(Beginning of EXERCISE INPUT)
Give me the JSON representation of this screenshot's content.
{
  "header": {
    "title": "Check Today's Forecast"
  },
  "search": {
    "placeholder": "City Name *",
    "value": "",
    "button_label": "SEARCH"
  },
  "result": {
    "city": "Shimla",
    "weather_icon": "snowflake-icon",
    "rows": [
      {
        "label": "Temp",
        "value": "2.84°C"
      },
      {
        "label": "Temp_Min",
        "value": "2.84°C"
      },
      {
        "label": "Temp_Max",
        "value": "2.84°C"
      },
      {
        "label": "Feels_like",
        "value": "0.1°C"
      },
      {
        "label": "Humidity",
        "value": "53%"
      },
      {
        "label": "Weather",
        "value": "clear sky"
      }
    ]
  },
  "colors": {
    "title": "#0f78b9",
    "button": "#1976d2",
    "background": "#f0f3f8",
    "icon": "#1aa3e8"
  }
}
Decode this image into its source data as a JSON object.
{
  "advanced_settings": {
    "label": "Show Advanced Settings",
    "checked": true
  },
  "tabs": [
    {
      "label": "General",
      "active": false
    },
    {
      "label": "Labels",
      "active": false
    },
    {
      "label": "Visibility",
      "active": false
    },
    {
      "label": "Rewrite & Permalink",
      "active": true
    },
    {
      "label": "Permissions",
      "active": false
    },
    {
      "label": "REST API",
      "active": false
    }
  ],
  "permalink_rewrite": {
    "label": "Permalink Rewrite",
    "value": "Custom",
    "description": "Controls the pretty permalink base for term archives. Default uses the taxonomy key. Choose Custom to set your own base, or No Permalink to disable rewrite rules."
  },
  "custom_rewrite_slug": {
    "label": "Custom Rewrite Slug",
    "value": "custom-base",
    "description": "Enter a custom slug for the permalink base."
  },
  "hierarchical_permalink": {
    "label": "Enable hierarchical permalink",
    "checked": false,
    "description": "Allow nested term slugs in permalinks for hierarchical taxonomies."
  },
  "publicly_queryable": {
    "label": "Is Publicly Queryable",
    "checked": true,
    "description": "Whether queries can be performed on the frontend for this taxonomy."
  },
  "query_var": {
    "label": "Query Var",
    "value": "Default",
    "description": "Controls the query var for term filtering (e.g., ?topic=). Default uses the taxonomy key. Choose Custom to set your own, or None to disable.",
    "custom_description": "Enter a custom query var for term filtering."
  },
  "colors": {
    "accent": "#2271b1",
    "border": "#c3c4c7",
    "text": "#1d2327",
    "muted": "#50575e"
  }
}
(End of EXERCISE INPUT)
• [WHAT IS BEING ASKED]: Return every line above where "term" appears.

• [COMPLETED EXERCISE]:
    "description": "Controls the pretty permalink base for term archives. Default uses the taxonomy key. Choose Custom to set your own base, or No Permalink to disable rewrite rules."
    "description": "Allow nested term slugs in permalinks for hierarchical taxonomies."
    "description": "Controls the query var for term filtering (e.g., ?topic=). Default uses the taxonomy key. Choose Custom to set your own, or None to disable.",
    "custom_description": "Enter a custom query var for term filtering."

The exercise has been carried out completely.